Through Elena’s relationships with her mother and her own daughters, "Little Fires Everywhere" strikes at the oppressive cage of white matriarchy. By Roslyn Talusan This story contains spoilers for the entirety of the Little Fires Everywhere miniseries. I wasn’t surprised when Little Fires
People have hailed 'Ramy' as "exciting" because it brings us "something new". But when I consider the messages in the series, it’s clear that it isn't true. CW—ableism, misogyny, sexual assault, anti-Black racism By Zeinab Khalil Ramy has just been renewed for
While the majority of the nominees and winners reflected a very white ideal within the entertainment industry, there were some powerful wins. By Thelma Rose The 75th Golden Globes saw women taking representation and resources for non-men into their own hands with,
Dubbing the sudden absence of predatory men as the categorical dimming of some bright, new era rings of a false equivalency for many marginalized viewers.If you have remained plugged into our daily Hollywood news cycle, it might seem as if each day brings a newly exposed sexual predator. While that may sound like hyperbole, the sentiment is actually not that inaccurate: since news of Harvey Weinstein's history of assault broke via major press in early October, dozens of celebrity abusers have been publicly identified by their victims. As an audience, our responses to the steady stream of stories have run the gamut – especially for those of us who have our own experiences with sexual abuse. Though some remain focused on the specific trauma (and to be clear, the well-being of the victims ought to be our collective priority), others have their sights set on the potential aftermath. What does all of this mean for Hollywood and the state of entertainment, in general? As we witness the rightful takedown of critically acclaimed men like Kevin Spacey and Louis C.K., many have wondered how this continued exposure of Hollywood's predatory culture will affect the entertainment landscape, especially within television. Recently, TV critic Ben Travers of IndieWire noted Hollywood's current purge as a mark of permanent change to, in his words, “the new golden age of television.” To his credit, Travers is careful not to cite the onslaught of shamed men as the end of premium entertainment, but rather a potential opportunity for a more inclusive industry. That specific hope echoes those of many BIPOC creators who have been working diligently against the very climate that has systemically boxed them out of opportunities.

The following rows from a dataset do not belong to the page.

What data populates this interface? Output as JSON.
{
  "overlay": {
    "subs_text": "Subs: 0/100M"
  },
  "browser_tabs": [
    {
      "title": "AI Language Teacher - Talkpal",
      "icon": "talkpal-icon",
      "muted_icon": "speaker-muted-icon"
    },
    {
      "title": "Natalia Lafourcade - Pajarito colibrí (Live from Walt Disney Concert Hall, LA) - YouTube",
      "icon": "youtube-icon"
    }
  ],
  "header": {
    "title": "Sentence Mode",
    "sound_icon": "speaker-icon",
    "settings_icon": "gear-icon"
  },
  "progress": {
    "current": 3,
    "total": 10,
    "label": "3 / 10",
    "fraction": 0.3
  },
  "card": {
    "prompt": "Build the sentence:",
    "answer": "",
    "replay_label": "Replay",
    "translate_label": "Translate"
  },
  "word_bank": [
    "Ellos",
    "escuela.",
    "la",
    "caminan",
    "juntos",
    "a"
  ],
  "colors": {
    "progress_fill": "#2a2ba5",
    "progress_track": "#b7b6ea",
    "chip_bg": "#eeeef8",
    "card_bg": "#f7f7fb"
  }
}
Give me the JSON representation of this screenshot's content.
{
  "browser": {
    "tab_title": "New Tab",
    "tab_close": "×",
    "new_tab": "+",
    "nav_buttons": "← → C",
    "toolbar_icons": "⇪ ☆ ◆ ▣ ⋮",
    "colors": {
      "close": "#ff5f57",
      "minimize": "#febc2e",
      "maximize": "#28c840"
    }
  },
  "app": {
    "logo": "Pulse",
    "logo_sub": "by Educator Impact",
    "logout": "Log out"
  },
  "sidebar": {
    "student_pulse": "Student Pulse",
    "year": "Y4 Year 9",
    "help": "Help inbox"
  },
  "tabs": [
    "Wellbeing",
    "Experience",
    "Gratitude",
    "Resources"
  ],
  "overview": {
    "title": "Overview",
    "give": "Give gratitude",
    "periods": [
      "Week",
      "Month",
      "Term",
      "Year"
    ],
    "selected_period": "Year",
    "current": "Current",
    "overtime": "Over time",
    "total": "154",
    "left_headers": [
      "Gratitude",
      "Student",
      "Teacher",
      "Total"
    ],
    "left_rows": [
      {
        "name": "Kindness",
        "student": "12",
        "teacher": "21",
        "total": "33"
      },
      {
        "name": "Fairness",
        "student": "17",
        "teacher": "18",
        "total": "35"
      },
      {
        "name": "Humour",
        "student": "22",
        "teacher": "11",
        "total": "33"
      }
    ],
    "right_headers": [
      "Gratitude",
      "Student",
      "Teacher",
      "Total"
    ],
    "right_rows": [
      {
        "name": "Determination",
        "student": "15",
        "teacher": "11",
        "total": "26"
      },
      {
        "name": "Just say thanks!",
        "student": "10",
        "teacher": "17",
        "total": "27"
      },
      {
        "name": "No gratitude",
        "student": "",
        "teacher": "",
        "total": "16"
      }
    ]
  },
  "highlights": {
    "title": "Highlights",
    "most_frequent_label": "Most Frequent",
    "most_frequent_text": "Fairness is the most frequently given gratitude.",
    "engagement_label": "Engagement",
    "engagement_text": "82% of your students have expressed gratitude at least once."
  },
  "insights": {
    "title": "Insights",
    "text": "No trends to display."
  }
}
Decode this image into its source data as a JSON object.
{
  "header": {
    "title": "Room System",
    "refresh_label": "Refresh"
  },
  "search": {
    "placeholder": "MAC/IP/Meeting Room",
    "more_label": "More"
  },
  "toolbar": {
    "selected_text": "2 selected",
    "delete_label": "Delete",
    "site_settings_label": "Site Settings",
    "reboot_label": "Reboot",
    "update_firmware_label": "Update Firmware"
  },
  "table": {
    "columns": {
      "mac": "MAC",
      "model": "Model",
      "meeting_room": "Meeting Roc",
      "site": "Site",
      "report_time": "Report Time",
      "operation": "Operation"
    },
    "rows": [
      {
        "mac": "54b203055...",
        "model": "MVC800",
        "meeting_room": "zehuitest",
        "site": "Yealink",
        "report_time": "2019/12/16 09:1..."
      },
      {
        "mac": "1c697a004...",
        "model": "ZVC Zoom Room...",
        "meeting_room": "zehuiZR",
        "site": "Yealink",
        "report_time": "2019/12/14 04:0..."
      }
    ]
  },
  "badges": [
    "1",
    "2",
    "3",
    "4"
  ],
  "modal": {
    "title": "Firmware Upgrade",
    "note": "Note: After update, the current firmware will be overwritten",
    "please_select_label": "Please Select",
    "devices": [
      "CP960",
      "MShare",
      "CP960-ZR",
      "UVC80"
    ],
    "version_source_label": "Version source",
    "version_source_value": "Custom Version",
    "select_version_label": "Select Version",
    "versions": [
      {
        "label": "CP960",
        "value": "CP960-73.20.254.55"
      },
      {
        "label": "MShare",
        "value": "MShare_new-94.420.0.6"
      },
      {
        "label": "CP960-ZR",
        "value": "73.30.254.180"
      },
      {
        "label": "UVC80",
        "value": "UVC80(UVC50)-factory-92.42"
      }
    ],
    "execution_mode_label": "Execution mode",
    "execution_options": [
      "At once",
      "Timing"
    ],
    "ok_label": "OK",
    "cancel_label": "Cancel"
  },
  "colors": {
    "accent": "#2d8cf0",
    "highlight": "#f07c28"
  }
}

For those craving a period drama sprinkled with signature British wit, Hulu’s new original series Harlots is a must-watch. It’s been a good year for female-led TV dramas. Between Big Little Lies, Feud and the recent debut of A Handmaid’s Tale, viewers